*TASK INSTRUCTIONS*. When you repeat the entries below, please keep them exact and leave out the pictures.
═══ MATERIALS PROVIDED ═══
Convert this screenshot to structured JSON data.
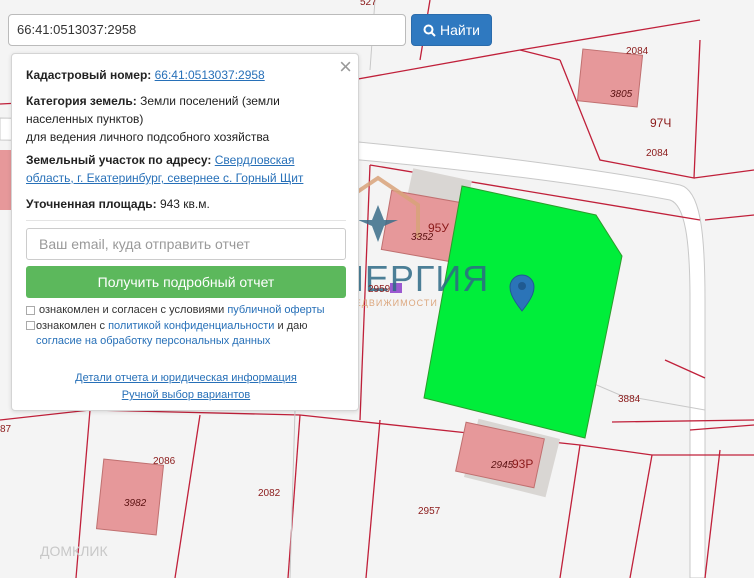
{
  "search": {
    "value": "66:41:0513037:2958",
    "button_label": "Найти"
  },
  "info": {
    "cadastral_label": "Кадастровый номер:",
    "cadastral_value": "66:41:0513037:2958",
    "category_label": "Категория земель:",
    "category_value_1": "Земли поселений (земли",
    "category_value_2": "населенных пунктов)",
    "category_value_3": "для ведения личного подсобного хозяйства",
    "address_label": "Земельный участок по адресу:",
    "address_value_1": "Свердловская",
    "address_value_2": "область, г. Екатеринбург, севернее с. Горный Щит",
    "area_label": "Уточненная площадь:",
    "area_value": "943 кв.м."
  },
  "form": {
    "email_placeholder": "Ваш email, куда отправить отчет",
    "submit_label": "Получить подробный отчет",
    "consent1_text": "ознакомлен и согласен с условиями",
    "consent1_link": "публичной оферты",
    "consent2_text": "ознакомлен с",
    "consent2_link": "политикой конфиденциальности",
    "consent2_text2": "и даю",
    "consent2_link2": "согласие на обработку персональных данных"
  },
  "links": {
    "details": "Детали отчета и юридическая информация",
    "manual": "Ручной выбор вариантов"
  },
  "watermark": {
    "brand": "СИНЕРГИЯ",
    "tagline": "БЮРО НЕДВИЖИМОСТИ",
    "bottom": "ДОМКЛИК"
  },
  "map_labels": {
    "l2084a": "2084",
    "l3805": "3805",
    "l97ch": "97Ч",
    "l2084b": "2084",
    "l3352": "3352",
    "l95u": "95У",
    "l2959": "2959",
    "l3884": "3884",
    "l2945": "2945",
    "l93r": "93Р",
    "l2086": "2086",
    "l3982": "3982",
    "l2082": "2082",
    "l2957": "2957",
    "l527": "527",
    "l87": "87"
  },
  "colors": {
    "selected_parcel": "#00ee3a",
    "building": "#e6989a",
    "boundary": "#c0203a",
    "accent": "#2f79c0",
    "submit": "#5cb85c"
  }
}
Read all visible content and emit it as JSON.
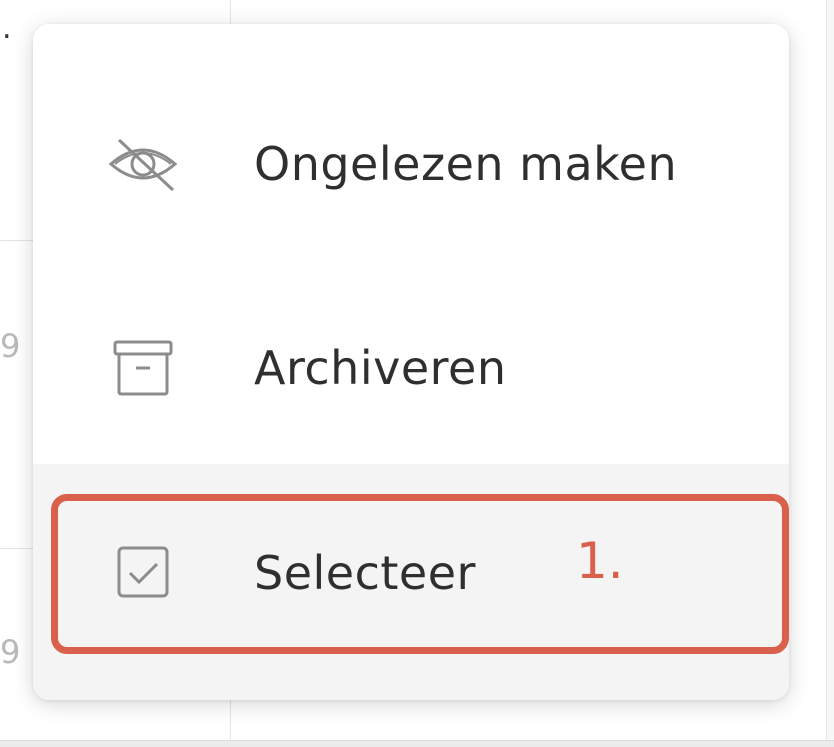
{
  "background": {
    "fragments": [
      "9",
      "9"
    ]
  },
  "menu": {
    "items": [
      {
        "label": "Ongelezen maken",
        "icon": "eye-off-icon"
      },
      {
        "label": "Archiveren",
        "icon": "archive-box-icon"
      },
      {
        "label": "Selecteer",
        "icon": "checkbox-checked-icon"
      }
    ]
  },
  "annotation": {
    "label": "1.",
    "color": "#d9604b"
  }
}
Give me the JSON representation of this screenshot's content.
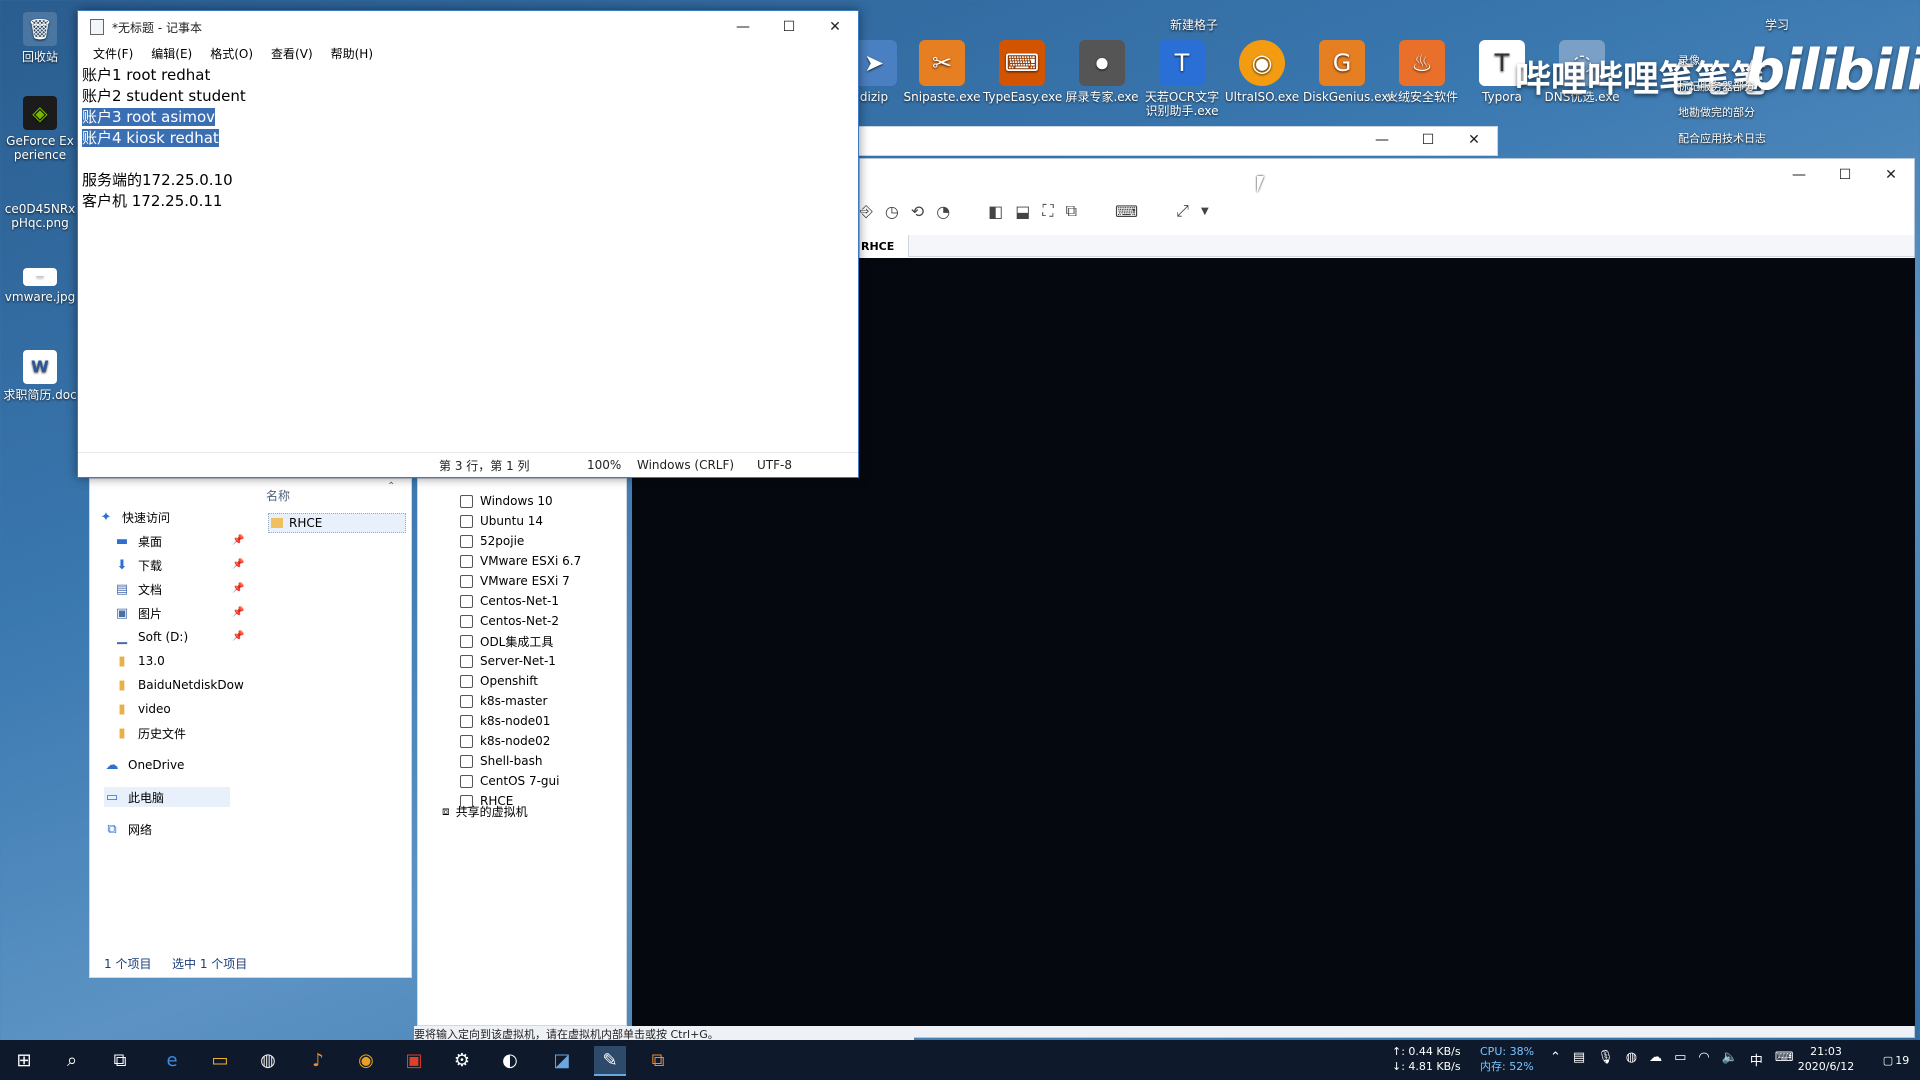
{
  "desktop": {
    "icons": [
      {
        "label": "回收站"
      },
      {
        "label": "GeForce Experience"
      },
      {
        "label": "ce0D45NRxpHqc.png"
      },
      {
        "label": "vmware.jpg"
      },
      {
        "label": "求职简历.doc"
      }
    ],
    "top_right": {
      "folder_label": "新建格子",
      "study_label": "学习",
      "brand_text": "哔哩哔哩笔笔笔",
      "brand_logo": "bilibili",
      "tiles": [
        {
          "label": "dizip",
          "icon": "arrow-icon",
          "color": "#4a7fc1"
        },
        {
          "label": "Snipaste.exe",
          "icon": "snipaste-icon",
          "color": "#e67e22"
        },
        {
          "label": "TypeEasy.exe",
          "icon": "typeeasy-icon",
          "color": "#d35400"
        },
        {
          "label": "屏录专家.exe",
          "icon": "screen-recorder-icon",
          "color": "#555555"
        },
        {
          "label": "天若OCR文字识别助手.exe",
          "icon": "ocr-icon",
          "color": "#2a6fd6"
        },
        {
          "label": "UltraISO.exe",
          "icon": "disc-icon",
          "color": "#f39c12"
        },
        {
          "label": "DiskGenius.exe",
          "icon": "diskgenius-icon",
          "color": "#e67e22"
        },
        {
          "label": "火绒安全软件",
          "icon": "huorong-icon",
          "color": "#e8702a"
        },
        {
          "label": "Typora",
          "icon": "typora-icon",
          "color": "#ffffff"
        },
        {
          "label": "DNS优选.exe",
          "icon": "dns-icon",
          "color": "#7aa0c8"
        }
      ],
      "shortcuts": [
        "录像",
        "标记服务器部分",
        "地勘做完的部分",
        "配合应用技术日志"
      ]
    }
  },
  "notepad": {
    "title": "*无标题 - 记事本",
    "menu": [
      "文件(F)",
      "编辑(E)",
      "格式(O)",
      "查看(V)",
      "帮助(H)"
    ],
    "lines": [
      {
        "text": "账户1 root redhat",
        "selected": false
      },
      {
        "text": "账户2 student student",
        "selected": false
      },
      {
        "text": "账户3 root asimov",
        "selected": true
      },
      {
        "text": "账户4 kiosk redhat",
        "selected": true
      },
      {
        "text": "",
        "selected": false
      },
      {
        "text": "服务端的172.25.0.10",
        "selected": false
      },
      {
        "text": "客户机 172.25.0.11",
        "selected": false
      }
    ],
    "status": {
      "position": "第 3 行，第 1 列",
      "zoom": "100%",
      "line_ending": "Windows (CRLF)",
      "encoding": "UTF-8"
    }
  },
  "explorer": {
    "column_header": "名称",
    "file_item": "RHCE",
    "nav": [
      {
        "label": "快速访问",
        "icon": "pin-icon",
        "pinned": false
      },
      {
        "label": "桌面",
        "icon": "desktop-icon",
        "pinned": true
      },
      {
        "label": "下载",
        "icon": "download-icon",
        "pinned": true
      },
      {
        "label": "文档",
        "icon": "document-icon",
        "pinned": true
      },
      {
        "label": "图片",
        "icon": "picture-icon",
        "pinned": true
      },
      {
        "label": "Soft (D:)",
        "icon": "drive-icon",
        "pinned": true
      },
      {
        "label": "13.0",
        "icon": "folder-icon",
        "pinned": false
      },
      {
        "label": "BaiduNetdiskDow",
        "icon": "folder-icon",
        "pinned": false
      },
      {
        "label": "video",
        "icon": "folder-icon",
        "pinned": false
      },
      {
        "label": "历史文件",
        "icon": "folder-icon",
        "pinned": false
      },
      {
        "label": "OneDrive",
        "icon": "cloud-icon",
        "pinned": false
      },
      {
        "label": "此电脑",
        "icon": "computer-icon",
        "pinned": false
      },
      {
        "label": "网络",
        "icon": "network-icon",
        "pinned": false
      }
    ],
    "status_count": "1 个项目",
    "status_selected": "选中 1 个项目"
  },
  "vm_library": {
    "items": [
      "Windows 10",
      "Ubuntu 14",
      "52pojie",
      "VMware ESXi 6.7",
      "VMware ESXi 7",
      "Centos-Net-1",
      "Centos-Net-2",
      "ODL集成工具",
      "Server-Net-1",
      "Openshift",
      "k8s-master",
      "k8s-node01",
      "k8s-node02",
      "Shell-bash",
      "CentOS 7-gui",
      "RHCE"
    ],
    "shared": "共享的虚拟机",
    "hint": "要将输入定向到该虚拟机，请在虚拟机内部单击或按 Ctrl+G。"
  },
  "vmware": {
    "tab": "RHCE"
  },
  "taskbar": {
    "net_up": "↑: 0.44 KB/s",
    "net_down": "↓: 4.81 KB/s",
    "cpu": "CPU: 38%",
    "mem": "内存: 52%",
    "ime": "中",
    "time": "21:03",
    "date": "2020/6/12",
    "notif_count": "19"
  }
}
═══
*REPLY*.
Convert this screenshot to structured JSON data.
{
  "search": {
    "value": "66:41:0513037:2958",
    "button_label": "Найти"
  },
  "info": {
    "cadastral_label": "Кадастровый номер:",
    "cadastral_value": "66:41:0513037:2958",
    "category_label": "Категория земель:",
    "category_value_1": "Земли поселений (земли",
    "category_value_2": "населенных пунктов)",
    "category_value_3": "для ведения личного подсобного хозяйства",
    "address_label": "Земельный участок по адресу:",
    "address_value_1": "Свердловская",
    "address_value_2": "область, г. Екатеринбург, севернее с. Горный Щит",
    "area_label": "Уточненная площадь:",
    "area_value": "943 кв.м."
  },
  "form": {
    "email_placeholder": "Ваш email, куда отправить отчет",
    "submit_label": "Получить подробный отчет",
    "consent1_text": "ознакомлен и согласен с условиями",
    "consent1_link": "публичной оферты",
    "consent2_text": "ознакомлен с",
    "consent2_link": "политикой конфиденциальности",
    "consent2_text2": "и даю",
    "consent2_link2": "согласие на обработку персональных данных"
  },
  "links": {
    "details": "Детали отчета и юридическая информация",
    "manual": "Ручной выбор вариантов"
  },
  "watermark": {
    "brand": "СИНЕРГИЯ",
    "tagline": "БЮРО НЕДВИЖИМОСТИ",
    "bottom": "ДОМКЛИК"
  },
  "map_labels": {
    "l2084a": "2084",
    "l3805": "3805",
    "l97ch": "97Ч",
    "l2084b": "2084",
    "l3352": "3352",
    "l95u": "95У",
    "l2959": "2959",
    "l3884": "3884",
    "l2945": "2945",
    "l93r": "93Р",
    "l2086": "2086",
    "l3982": "3982",
    "l2082": "2082",
    "l2957": "2957",
    "l527": "527",
    "l87": "87"
  },
  "colors": {
    "selected_parcel": "#00ee3a",
    "building": "#e6989a",
    "boundary": "#c0203a",
    "accent": "#2f79c0",
    "submit": "#5cb85c"
  }
}
Read all visible content and emit it as JSON.
{
  "background": {
    "fragments": [
      "9",
      "9"
    ]
  },
  "menu": {
    "items": [
      {
        "label": "Ongelezen maken",
        "icon": "eye-off-icon"
      },
      {
        "label": "Archiveren",
        "icon": "archive-box-icon"
      },
      {
        "label": "Selecteer",
        "icon": "checkbox-checked-icon"
      }
    ]
  },
  "annotation": {
    "label": "1.",
    "color": "#d9604b"
  }
}
Give me the JSON representation of this screenshot's content.
{
  "desktop": {
    "icons": [
      {
        "label": "回收站"
      },
      {
        "label": "GeForce Experience"
      },
      {
        "label": "ce0D45NRxpHqc.png"
      },
      {
        "label": "vmware.jpg"
      },
      {
        "label": "求职简历.doc"
      }
    ],
    "top_right": {
      "folder_label": "新建格子",
      "study_label": "学习",
      "brand_text": "哔哩哔哩笔笔笔",
      "brand_logo": "bilibili",
      "tiles": [
        {
          "label": "dizip",
          "icon": "arrow-icon",
          "color": "#4a7fc1"
        },
        {
          "label": "Snipaste.exe",
          "icon": "snipaste-icon",
          "color": "#e67e22"
        },
        {
          "label": "TypeEasy.exe",
          "icon": "typeeasy-icon",
          "color": "#d35400"
        },
        {
          "label": "屏录专家.exe",
          "icon": "screen-recorder-icon",
          "color": "#555555"
        },
        {
          "label": "天若OCR文字识别助手.exe",
          "icon": "ocr-icon",
          "color": "#2a6fd6"
        },
        {
          "label": "UltraISO.exe",
          "icon": "disc-icon",
          "color": "#f39c12"
        },
        {
          "label": "DiskGenius.exe",
          "icon": "diskgenius-icon",
          "color": "#e67e22"
        },
        {
          "label": "火绒安全软件",
          "icon": "huorong-icon",
          "color": "#e8702a"
        },
        {
          "label": "Typora",
          "icon": "typora-icon",
          "color": "#ffffff"
        },
        {
          "label": "DNS优选.exe",
          "icon": "dns-icon",
          "color": "#7aa0c8"
        }
      ],
      "shortcuts": [
        "录像",
        "标记服务器部分",
        "地勘做完的部分",
        "配合应用技术日志"
      ]
    }
  },
  "notepad": {
    "title": "*无标题 - 记事本",
    "menu": [
      "文件(F)",
      "编辑(E)",
      "格式(O)",
      "查看(V)",
      "帮助(H)"
    ],
    "lines": [
      {
        "text": "账户1 root redhat",
        "selected": false
      },
      {
        "text": "账户2 student student",
        "selected": false
      },
      {
        "text": "账户3 root asimov",
        "selected": true
      },
      {
        "text": "账户4 kiosk redhat",
        "selected": true
      },
      {
        "text": "",
        "selected": false
      },
      {
        "text": "服务端的172.25.0.10",
        "selected": false
      },
      {
        "text": "客户机 172.25.0.11",
        "selected": false
      }
    ],
    "status": {
      "position": "第 3 行，第 1 列",
      "zoom": "100%",
      "line_ending": "Windows (CRLF)",
      "encoding": "UTF-8"
    }
  },
  "explorer": {
    "column_header": "名称",
    "file_item": "RHCE",
    "nav": [
      {
        "label": "快速访问",
        "icon": "pin-icon",
        "pinned": false
      },
      {
        "label": "桌面",
        "icon": "desktop-icon",
        "pinned": true
      },
      {
        "label": "下载",
        "icon": "download-icon",
        "pinned": true
      },
      {
        "label": "文档",
        "icon": "document-icon",
        "pinned": true
      },
      {
        "label": "图片",
        "icon": "picture-icon",
        "pinned": true
      },
      {
        "label": "Soft (D:)",
        "icon": "drive-icon",
        "pinned": true
      },
      {
        "label": "13.0",
        "icon": "folder-icon",
        "pinned": false
      },
      {
        "label": "BaiduNetdiskDow",
        "icon": "folder-icon",
        "pinned": false
      },
      {
        "label": "video",
        "icon": "folder-icon",
        "pinned": false
      },
      {
        "label": "历史文件",
        "icon": "folder-icon",
        "pinned": false
      },
      {
        "label": "OneDrive",
        "icon": "cloud-icon",
        "pinned": false
      },
      {
        "label": "此电脑",
        "icon": "computer-icon",
        "pinned": false
      },
      {
        "label": "网络",
        "icon": "network-icon",
        "pinned": false
      }
    ],
    "status_count": "1 个项目",
    "status_selected": "选中 1 个项目"
  },
  "vm_library": {
    "items": [
      "Windows 10",
      "Ubuntu 14",
      "52pojie",
      "VMware ESXi 6.7",
      "VMware ESXi 7",
      "Centos-Net-1",
      "Centos-Net-2",
      "ODL集成工具",
      "Server-Net-1",
      "Openshift",
      "k8s-master",
      "k8s-node01",
      "k8s-node02",
      "Shell-bash",
      "CentOS 7-gui",
      "RHCE"
    ],
    "shared": "共享的虚拟机",
    "hint": "要将输入定向到该虚拟机，请在虚拟机内部单击或按 Ctrl+G。"
  },
  "vmware": {
    "tab": "RHCE"
  },
  "taskbar": {
    "net_up": "↑: 0.44 KB/s",
    "net_down": "↓: 4.81 KB/s",
    "cpu": "CPU: 38%",
    "mem": "内存: 52%",
    "ime": "中",
    "time": "21:03",
    "date": "2020/6/12",
    "notif_count": "19"
  }
}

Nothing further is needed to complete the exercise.